- TASK BRIEF: Among the lines of the records below, copy those that hold the word "email".

- - -

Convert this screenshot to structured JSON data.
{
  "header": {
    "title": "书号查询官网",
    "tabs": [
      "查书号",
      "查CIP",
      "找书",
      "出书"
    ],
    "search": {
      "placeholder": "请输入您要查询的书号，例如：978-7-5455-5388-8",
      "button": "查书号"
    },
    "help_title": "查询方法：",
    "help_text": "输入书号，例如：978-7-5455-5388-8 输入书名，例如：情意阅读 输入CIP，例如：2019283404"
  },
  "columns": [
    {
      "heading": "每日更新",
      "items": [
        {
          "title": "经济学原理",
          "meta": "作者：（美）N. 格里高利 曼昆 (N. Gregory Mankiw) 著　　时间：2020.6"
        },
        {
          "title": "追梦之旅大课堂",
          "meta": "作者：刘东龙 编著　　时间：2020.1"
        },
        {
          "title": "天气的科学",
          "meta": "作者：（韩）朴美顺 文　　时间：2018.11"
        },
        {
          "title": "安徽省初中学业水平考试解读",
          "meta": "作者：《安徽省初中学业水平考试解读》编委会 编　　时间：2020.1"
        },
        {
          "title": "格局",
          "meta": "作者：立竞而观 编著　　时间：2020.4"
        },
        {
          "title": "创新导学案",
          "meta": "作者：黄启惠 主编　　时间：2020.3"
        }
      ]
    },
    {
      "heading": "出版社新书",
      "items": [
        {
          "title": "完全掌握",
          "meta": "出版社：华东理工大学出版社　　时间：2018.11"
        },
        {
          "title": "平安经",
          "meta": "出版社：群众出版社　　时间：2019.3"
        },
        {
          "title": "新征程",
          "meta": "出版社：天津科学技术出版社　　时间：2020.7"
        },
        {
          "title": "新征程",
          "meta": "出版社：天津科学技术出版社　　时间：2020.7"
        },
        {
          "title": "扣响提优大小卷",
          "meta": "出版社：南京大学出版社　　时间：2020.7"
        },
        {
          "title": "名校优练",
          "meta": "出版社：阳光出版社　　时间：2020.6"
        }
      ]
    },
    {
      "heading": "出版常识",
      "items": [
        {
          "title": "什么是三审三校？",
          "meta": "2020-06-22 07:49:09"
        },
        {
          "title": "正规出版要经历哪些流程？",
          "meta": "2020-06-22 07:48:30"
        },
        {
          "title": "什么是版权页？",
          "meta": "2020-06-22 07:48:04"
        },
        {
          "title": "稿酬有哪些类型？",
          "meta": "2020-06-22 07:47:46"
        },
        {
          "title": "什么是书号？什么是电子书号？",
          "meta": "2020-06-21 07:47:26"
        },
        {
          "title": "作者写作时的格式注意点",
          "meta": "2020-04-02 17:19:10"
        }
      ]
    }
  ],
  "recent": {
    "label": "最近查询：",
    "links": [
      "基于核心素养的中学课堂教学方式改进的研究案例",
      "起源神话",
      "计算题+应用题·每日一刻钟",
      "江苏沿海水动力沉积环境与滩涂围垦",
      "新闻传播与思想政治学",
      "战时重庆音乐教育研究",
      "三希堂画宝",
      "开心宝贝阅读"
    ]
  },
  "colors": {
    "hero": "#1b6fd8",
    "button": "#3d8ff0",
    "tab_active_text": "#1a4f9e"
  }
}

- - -

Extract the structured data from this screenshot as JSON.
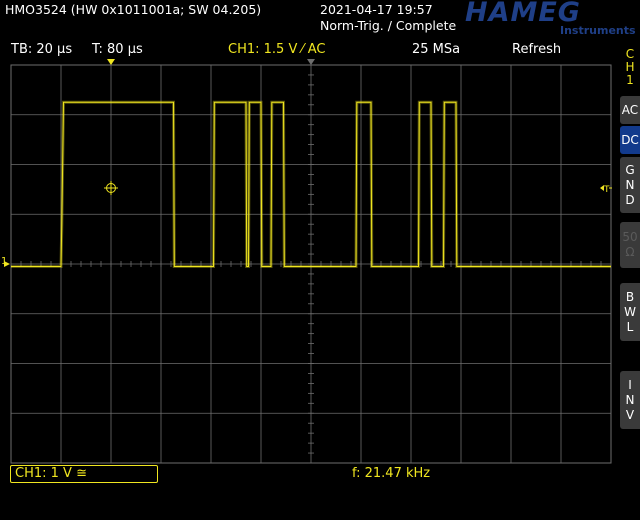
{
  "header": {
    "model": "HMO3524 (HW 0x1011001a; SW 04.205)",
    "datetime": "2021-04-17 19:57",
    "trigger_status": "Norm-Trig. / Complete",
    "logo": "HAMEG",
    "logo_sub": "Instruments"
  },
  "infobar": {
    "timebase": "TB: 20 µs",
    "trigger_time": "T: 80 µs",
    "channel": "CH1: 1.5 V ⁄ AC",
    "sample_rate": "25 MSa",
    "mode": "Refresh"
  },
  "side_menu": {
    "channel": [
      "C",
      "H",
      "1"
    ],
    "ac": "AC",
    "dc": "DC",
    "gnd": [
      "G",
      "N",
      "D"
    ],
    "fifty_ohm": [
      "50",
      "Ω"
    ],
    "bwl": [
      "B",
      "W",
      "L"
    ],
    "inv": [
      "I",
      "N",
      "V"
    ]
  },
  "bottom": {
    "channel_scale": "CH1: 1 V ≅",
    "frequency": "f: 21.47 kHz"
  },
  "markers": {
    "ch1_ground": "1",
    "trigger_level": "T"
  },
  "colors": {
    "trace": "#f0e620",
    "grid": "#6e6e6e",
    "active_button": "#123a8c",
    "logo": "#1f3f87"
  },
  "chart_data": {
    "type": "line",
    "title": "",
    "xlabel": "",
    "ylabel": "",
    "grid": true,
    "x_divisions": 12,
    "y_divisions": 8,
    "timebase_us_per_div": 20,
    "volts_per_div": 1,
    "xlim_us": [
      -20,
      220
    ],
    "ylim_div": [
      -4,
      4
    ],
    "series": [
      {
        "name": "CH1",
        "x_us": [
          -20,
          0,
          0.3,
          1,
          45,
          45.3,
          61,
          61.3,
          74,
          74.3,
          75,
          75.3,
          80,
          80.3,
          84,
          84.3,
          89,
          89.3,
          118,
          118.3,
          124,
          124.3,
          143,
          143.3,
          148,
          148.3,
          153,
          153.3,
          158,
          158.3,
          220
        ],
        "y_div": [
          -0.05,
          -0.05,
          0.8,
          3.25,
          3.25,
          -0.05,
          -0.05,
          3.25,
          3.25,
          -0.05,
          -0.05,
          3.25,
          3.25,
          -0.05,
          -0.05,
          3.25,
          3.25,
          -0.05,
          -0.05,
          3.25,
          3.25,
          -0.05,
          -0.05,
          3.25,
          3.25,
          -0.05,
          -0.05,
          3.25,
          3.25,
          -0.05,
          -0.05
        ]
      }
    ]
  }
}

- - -

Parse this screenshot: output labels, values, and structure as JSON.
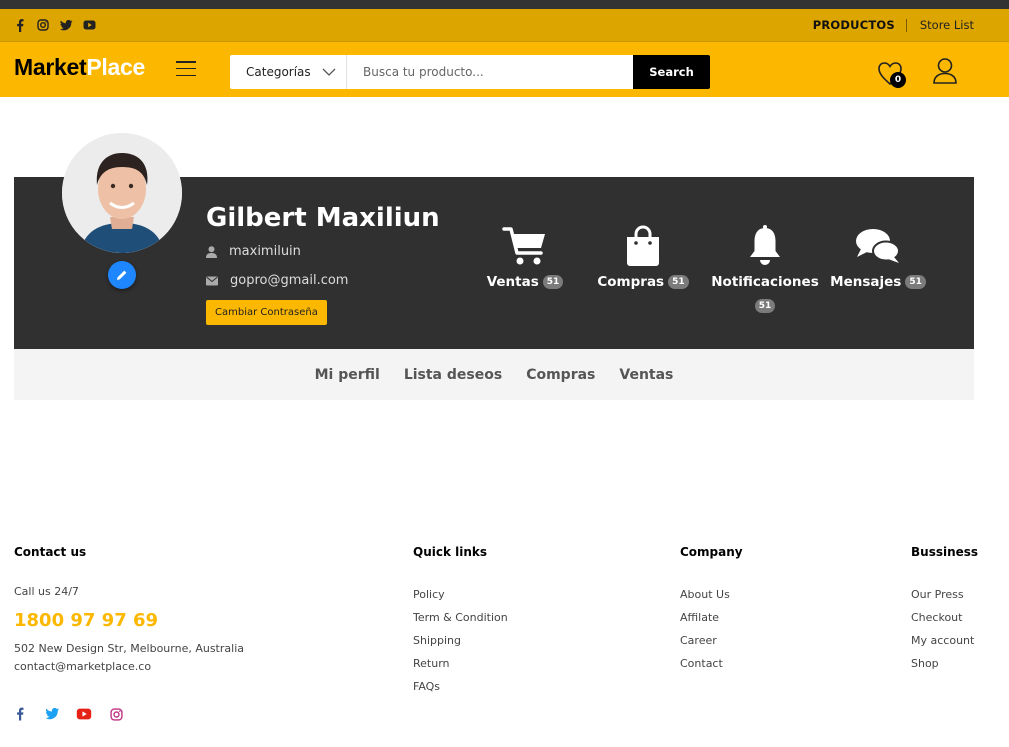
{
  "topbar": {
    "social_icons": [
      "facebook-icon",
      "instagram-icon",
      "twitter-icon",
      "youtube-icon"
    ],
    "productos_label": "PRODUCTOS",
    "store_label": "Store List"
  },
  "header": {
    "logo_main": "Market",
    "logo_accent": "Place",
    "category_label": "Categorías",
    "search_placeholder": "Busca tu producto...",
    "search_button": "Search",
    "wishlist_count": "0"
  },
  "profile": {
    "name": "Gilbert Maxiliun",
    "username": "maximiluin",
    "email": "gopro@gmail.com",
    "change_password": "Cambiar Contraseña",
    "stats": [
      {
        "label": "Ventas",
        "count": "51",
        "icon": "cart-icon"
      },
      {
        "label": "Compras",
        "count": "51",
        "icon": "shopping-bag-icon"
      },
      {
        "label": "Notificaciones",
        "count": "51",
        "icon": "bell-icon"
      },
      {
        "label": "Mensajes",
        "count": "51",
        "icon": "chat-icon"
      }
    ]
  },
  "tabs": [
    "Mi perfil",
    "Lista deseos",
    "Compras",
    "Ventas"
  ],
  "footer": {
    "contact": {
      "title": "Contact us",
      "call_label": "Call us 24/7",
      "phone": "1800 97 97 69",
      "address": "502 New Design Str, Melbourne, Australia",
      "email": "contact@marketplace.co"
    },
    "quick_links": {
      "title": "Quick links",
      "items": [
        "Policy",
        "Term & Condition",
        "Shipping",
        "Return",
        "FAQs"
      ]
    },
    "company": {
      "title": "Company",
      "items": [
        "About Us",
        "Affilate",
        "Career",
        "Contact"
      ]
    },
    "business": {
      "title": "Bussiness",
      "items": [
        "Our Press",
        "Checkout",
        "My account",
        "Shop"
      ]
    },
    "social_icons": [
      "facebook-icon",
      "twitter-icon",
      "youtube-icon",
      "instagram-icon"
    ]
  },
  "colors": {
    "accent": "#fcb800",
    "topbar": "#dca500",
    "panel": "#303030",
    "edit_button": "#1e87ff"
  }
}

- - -

- SOLUTION TO THE EXERCISE:
    "email": "gopro@gmail.com",
      "email": "contact@marketplace.co"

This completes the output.